It is so important that the HSE Infoline provide the correct information and not tell us something that if we followed could result in a criminal prosecution.

4th March 2011, 12:26 PM
Good blog Ken have you spoke tO you insurance ?

4th March 2011, 01:59 PM
Ken, It seems to be a legal minefield, catch 22, your dammed if you do, or dammed if you dont, By the failure to provide clarity they have inadvertenly set up a potential battlefield in a court of law if anything goes wrong. It's so worded in the interest of the insurance industry and the legal proffesion that they wont be able to stand over their own reccomendations, the only losers are going to be the scaffold companies even if they have followed the reccomendations.

Ken Cain
4th March 2011, 02:56 PM

My insurance company have stated that should I be successfully prosecuted by the HSE for breach of the Working at Height Regulations 2005 then my general accident insurance policy becomes null and void and this is because technically I would have been found guilty of a criminal offence, and it is the policy of insurance companies not to reward criminals.

Ken Cain

4th March 2011, 08:38 PM
The only people that will be delighted to hear of this anomaly is the insurance companies that will drop you as soon as look at you.

Ken Cain
4th March 2011, 09:18 PM
They will take your money first, then let you down when you need them most.

17th March 2011, 04:34 PM
Scafftag do a tag for ties.
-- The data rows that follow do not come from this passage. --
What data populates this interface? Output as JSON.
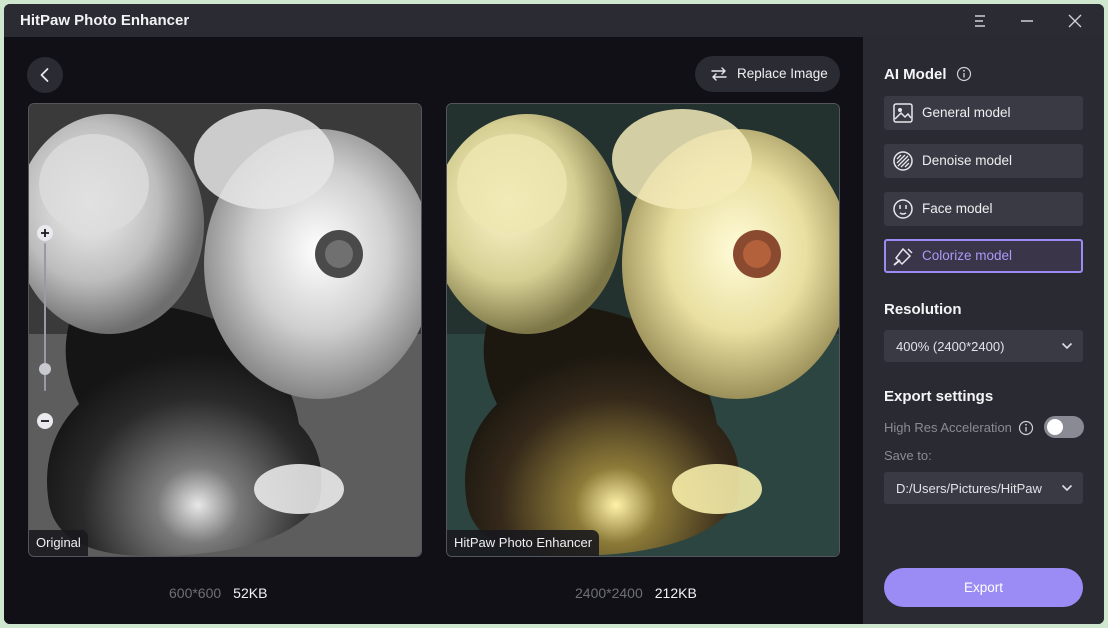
{
  "app": {
    "title": "HitPaw Photo Enhancer"
  },
  "toolbar": {
    "replace_label": "Replace Image"
  },
  "compare": {
    "original": {
      "label": "Original",
      "dimensions": "600*600",
      "size": "52KB"
    },
    "enhanced": {
      "label": "HitPaw Photo Enhancer",
      "dimensions": "2400*2400",
      "size": "212KB"
    },
    "zoom_level": 0.15
  },
  "sidebar": {
    "ai_model_title": "AI Model",
    "models": [
      {
        "label": "General model",
        "icon": "image-icon",
        "active": false
      },
      {
        "label": "Denoise model",
        "icon": "denoise-icon",
        "active": false
      },
      {
        "label": "Face model",
        "icon": "face-icon",
        "active": false
      },
      {
        "label": "Colorize model",
        "icon": "paint-bucket-icon",
        "active": true
      }
    ],
    "resolution_title": "Resolution",
    "resolution_value": "400% (2400*2400)",
    "export_title": "Export settings",
    "high_res_label": "High Res Acceleration",
    "high_res_enabled": false,
    "save_to_label": "Save to:",
    "save_path": "D:/Users/Pictures/HitPaw",
    "export_label": "Export"
  },
  "colors": {
    "accent": "#9b8cf5",
    "background": "#101016",
    "panel": "#2a2a32"
  }
}
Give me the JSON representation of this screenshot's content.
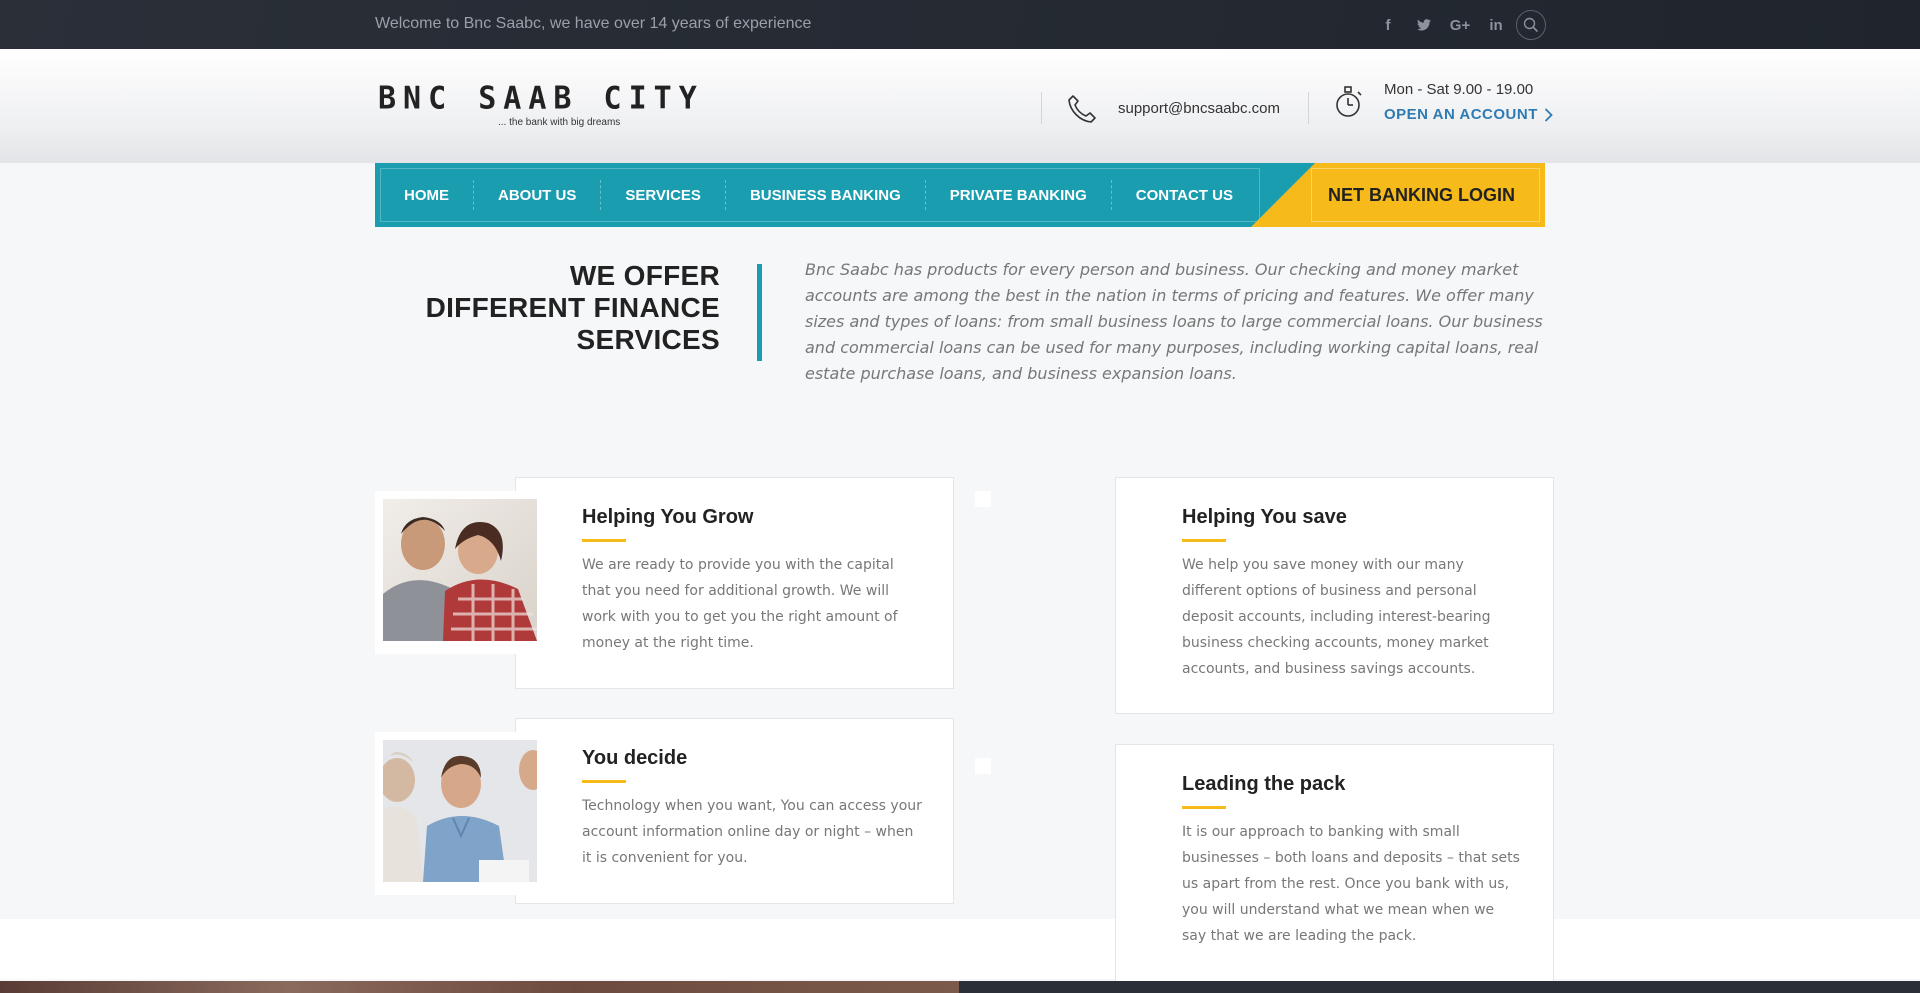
{
  "topbar": {
    "welcome": "Welcome to Bnc Saabc, we have over 14 years of experience",
    "socials": [
      "f",
      "t",
      "G+",
      "in"
    ],
    "social_icons": [
      "facebook-icon",
      "twitter-icon",
      "google-plus-icon",
      "linkedin-icon"
    ],
    "search_icon": "search-icon"
  },
  "header": {
    "logo_name": "BNC SAAB CITY",
    "logo_tagline": "... the bank with big dreams",
    "email": "support@bncsaabc.com",
    "hours": "Mon - Sat 9.00 - 19.00",
    "open_account": "OPEN AN ACCOUNT"
  },
  "nav": {
    "items": [
      "HOME",
      "ABOUT US",
      "SERVICES",
      "BUSINESS BANKING",
      "PRIVATE BANKING",
      "CONTACT US"
    ],
    "login": "NET BANKING LOGIN"
  },
  "offer": {
    "title_lines": [
      "WE OFFER",
      "DIFFERENT FINANCE",
      "SERVICES"
    ],
    "text": "Bnc Saabc has products for every person and business. Our checking and money market accounts are among the best in the nation in terms of pricing and features. We offer many sizes and types of loans: from small business loans to large commercial loans. Our business and commercial loans can be used for many purposes, including working capital loans, real estate purchase loans, and business expansion loans."
  },
  "cards": [
    {
      "title": "Helping You Grow",
      "text": "We are ready to provide you with the capital that you need for additional growth. We will work with you to get you the right amount of money at the right time."
    },
    {
      "title": "Helping You save",
      "text": "We help you save money with our many different options of business and personal deposit accounts, including interest-bearing business checking accounts, money market accounts, and business savings accounts."
    },
    {
      "title": "You decide",
      "text": "Technology when you want, You can access your account information online day or night – when it is convenient for you."
    },
    {
      "title": "Leading the pack",
      "text": "It is our approach to banking with small businesses – both loans and deposits – that sets us apart from the rest. Once you bank with us, you will understand what we mean when we say that we are leading the pack."
    }
  ],
  "colors": {
    "accent_teal": "#1b9db0",
    "accent_yellow": "#f6bb1b",
    "link_blue": "#2e7bb3",
    "topbar_dark": "#252a33"
  }
}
Test date, Load test.
Brandy you are bang on. We do two Tie tag versions - a simple warning tag to indicate that it is a tie and shouldn't be removed and another which indicates that it is a tie which has been tested and shows the test results. We have an update due out shortly which is even better. If you want some samples let me know.